* _Listed entries_:
★ ★ ★ ★ ★ ★ ★
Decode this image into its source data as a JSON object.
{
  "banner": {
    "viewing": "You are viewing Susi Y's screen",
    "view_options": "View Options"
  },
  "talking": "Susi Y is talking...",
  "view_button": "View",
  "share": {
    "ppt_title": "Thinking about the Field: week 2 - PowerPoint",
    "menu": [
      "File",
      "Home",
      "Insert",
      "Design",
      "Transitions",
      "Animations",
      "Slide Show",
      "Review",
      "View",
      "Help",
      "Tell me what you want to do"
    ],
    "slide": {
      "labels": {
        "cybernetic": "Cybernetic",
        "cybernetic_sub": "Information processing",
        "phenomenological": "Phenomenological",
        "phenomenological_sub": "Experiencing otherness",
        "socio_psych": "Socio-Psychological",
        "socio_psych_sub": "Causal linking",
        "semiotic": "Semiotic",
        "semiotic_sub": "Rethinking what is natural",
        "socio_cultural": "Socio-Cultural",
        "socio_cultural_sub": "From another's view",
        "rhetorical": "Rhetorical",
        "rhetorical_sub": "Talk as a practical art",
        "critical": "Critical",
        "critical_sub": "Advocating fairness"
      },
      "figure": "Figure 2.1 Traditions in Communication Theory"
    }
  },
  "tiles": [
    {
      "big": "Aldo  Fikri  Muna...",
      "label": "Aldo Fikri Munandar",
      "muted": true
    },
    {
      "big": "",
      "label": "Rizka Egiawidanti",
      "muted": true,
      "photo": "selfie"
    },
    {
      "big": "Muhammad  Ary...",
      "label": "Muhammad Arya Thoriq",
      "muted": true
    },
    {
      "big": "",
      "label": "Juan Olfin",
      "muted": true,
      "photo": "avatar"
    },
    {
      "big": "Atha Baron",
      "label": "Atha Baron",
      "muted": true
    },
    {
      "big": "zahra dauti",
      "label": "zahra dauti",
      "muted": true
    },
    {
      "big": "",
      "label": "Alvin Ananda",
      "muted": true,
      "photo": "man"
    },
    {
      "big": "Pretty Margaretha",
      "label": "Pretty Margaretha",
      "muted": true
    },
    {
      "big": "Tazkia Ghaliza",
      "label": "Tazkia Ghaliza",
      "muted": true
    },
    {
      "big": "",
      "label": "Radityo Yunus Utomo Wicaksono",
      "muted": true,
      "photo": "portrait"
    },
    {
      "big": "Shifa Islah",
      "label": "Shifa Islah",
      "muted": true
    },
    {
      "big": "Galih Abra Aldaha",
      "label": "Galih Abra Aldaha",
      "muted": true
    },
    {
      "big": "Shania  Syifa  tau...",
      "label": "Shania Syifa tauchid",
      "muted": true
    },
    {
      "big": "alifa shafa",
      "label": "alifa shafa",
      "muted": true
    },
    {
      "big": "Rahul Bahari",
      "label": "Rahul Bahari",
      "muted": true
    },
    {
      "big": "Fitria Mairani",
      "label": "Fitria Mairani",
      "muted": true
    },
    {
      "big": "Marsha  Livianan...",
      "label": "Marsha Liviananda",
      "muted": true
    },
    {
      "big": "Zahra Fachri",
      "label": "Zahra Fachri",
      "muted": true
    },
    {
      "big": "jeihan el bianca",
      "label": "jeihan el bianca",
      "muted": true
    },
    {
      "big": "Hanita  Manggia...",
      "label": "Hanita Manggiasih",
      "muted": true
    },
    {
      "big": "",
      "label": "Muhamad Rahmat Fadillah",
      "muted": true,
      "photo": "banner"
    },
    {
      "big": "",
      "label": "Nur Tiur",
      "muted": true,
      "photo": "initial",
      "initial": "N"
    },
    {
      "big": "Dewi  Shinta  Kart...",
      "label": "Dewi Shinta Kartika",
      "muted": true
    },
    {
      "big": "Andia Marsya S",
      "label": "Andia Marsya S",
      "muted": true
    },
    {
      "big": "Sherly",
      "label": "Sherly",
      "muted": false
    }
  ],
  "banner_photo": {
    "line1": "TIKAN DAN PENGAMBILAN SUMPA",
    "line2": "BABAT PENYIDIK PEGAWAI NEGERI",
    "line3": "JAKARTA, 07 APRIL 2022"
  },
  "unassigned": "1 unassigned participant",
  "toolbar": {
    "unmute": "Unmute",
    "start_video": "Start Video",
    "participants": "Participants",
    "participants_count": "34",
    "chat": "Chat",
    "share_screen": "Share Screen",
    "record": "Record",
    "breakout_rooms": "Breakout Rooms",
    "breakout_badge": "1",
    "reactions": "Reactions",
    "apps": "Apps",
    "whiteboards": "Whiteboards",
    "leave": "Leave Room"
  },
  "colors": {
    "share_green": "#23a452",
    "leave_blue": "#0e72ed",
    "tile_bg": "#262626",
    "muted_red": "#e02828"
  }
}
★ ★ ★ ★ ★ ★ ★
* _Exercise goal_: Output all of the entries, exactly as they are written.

* _Your response_:
Decode this image into its source data as a JSON object.
{
  "banner": {
    "viewing": "You are viewing Susi Y's screen",
    "view_options": "View Options"
  },
  "talking": "Susi Y is talking...",
  "view_button": "View",
  "share": {
    "ppt_title": "Thinking about the Field: week 2 - PowerPoint",
    "menu": [
      "File",
      "Home",
      "Insert",
      "Design",
      "Transitions",
      "Animations",
      "Slide Show",
      "Review",
      "View",
      "Help",
      "Tell me what you want to do"
    ],
    "slide": {
      "labels": {
        "cybernetic": "Cybernetic",
        "cybernetic_sub": "Information processing",
        "phenomenological": "Phenomenological",
        "phenomenological_sub": "Experiencing otherness",
        "socio_psych": "Socio-Psychological",
        "socio_psych_sub": "Causal linking",
        "semiotic": "Semiotic",
        "semiotic_sub": "Rethinking what is natural",
        "socio_cultural": "Socio-Cultural",
        "socio_cultural_sub": "From another's view",
        "rhetorical": "Rhetorical",
        "rhetorical_sub": "Talk as a practical art",
        "critical": "Critical",
        "critical_sub": "Advocating fairness"
      },
      "figure": "Figure 2.1 Traditions in Communication Theory"
    }
  },
  "tiles": [
    {
      "big": "Aldo  Fikri  Muna...",
      "label": "Aldo Fikri Munandar",
      "muted": true
    },
    {
      "big": "",
      "label": "Rizka Egiawidanti",
      "muted": true,
      "photo": "selfie"
    },
    {
      "big": "Muhammad  Ary...",
      "label": "Muhammad Arya Thoriq",
      "muted": true
    },
    {
      "big": "",
      "label": "Juan Olfin",
      "muted": true,
      "photo": "avatar"
    },
    {
      "big": "Atha Baron",
      "label": "Atha Baron",
      "muted": true
    },
    {
      "big": "zahra dauti",
      "label": "zahra dauti",
      "muted": true
    },
    {
      "big": "",
      "label": "Alvin Ananda",
      "muted": true,
      "photo": "man"
    },
    {
      "big": "Pretty Margaretha",
      "label": "Pretty Margaretha",
      "muted": true
    },
    {
      "big": "Tazkia Ghaliza",
      "label": "Tazkia Ghaliza",
      "muted": true
    },
    {
      "big": "",
      "label": "Radityo Yunus Utomo Wicaksono",
      "muted": true,
      "photo": "portrait"
    },
    {
      "big": "Shifa Islah",
      "label": "Shifa Islah",
      "muted": true
    },
    {
      "big": "Galih Abra Aldaha",
      "label": "Galih Abra Aldaha",
      "muted": true
    },
    {
      "big": "Shania  Syifa  tau...",
      "label": "Shania Syifa tauchid",
      "muted": true
    },
    {
      "big": "alifa shafa",
      "label": "alifa shafa",
      "muted": true
    },
    {
      "big": "Rahul Bahari",
      "label": "Rahul Bahari",
      "muted": true
    },
    {
      "big": "Fitria Mairani",
      "label": "Fitria Mairani",
      "muted": true
    },
    {
      "big": "Marsha  Livianan...",
      "label": "Marsha Liviananda",
      "muted": true
    },
    {
      "big": "Zahra Fachri",
      "label": "Zahra Fachri",
      "muted": true
    },
    {
      "big": "jeihan el bianca",
      "label": "jeihan el bianca",
      "muted": true
    },
    {
      "big": "Hanita  Manggia...",
      "label": "Hanita Manggiasih",
      "muted": true
    },
    {
      "big": "",
      "label": "Muhamad Rahmat Fadillah",
      "muted": true,
      "photo": "banner"
    },
    {
      "big": "",
      "label": "Nur Tiur",
      "muted": true,
      "photo": "initial",
      "initial": "N"
    },
    {
      "big": "Dewi  Shinta  Kart...",
      "label": "Dewi Shinta Kartika",
      "muted": true
    },
    {
      "big": "Andia Marsya S",
      "label": "Andia Marsya S",
      "muted": true
    },
    {
      "big": "Sherly",
      "label": "Sherly",
      "muted": false
    }
  ],
  "banner_photo": {
    "line1": "TIKAN DAN PENGAMBILAN SUMPA",
    "line2": "BABAT PENYIDIK PEGAWAI NEGERI",
    "line3": "JAKARTA, 07 APRIL 2022"
  },
  "unassigned": "1 unassigned participant",
  "toolbar": {
    "unmute": "Unmute",
    "start_video": "Start Video",
    "participants": "Participants",
    "participants_count": "34",
    "chat": "Chat",
    "share_screen": "Share Screen",
    "record": "Record",
    "breakout_rooms": "Breakout Rooms",
    "breakout_badge": "1",
    "reactions": "Reactions",
    "apps": "Apps",
    "whiteboards": "Whiteboards",
    "leave": "Leave Room"
  },
  "colors": {
    "share_green": "#23a452",
    "leave_blue": "#0e72ed",
    "tile_bg": "#262626",
    "muted_red": "#e02828"
  }
}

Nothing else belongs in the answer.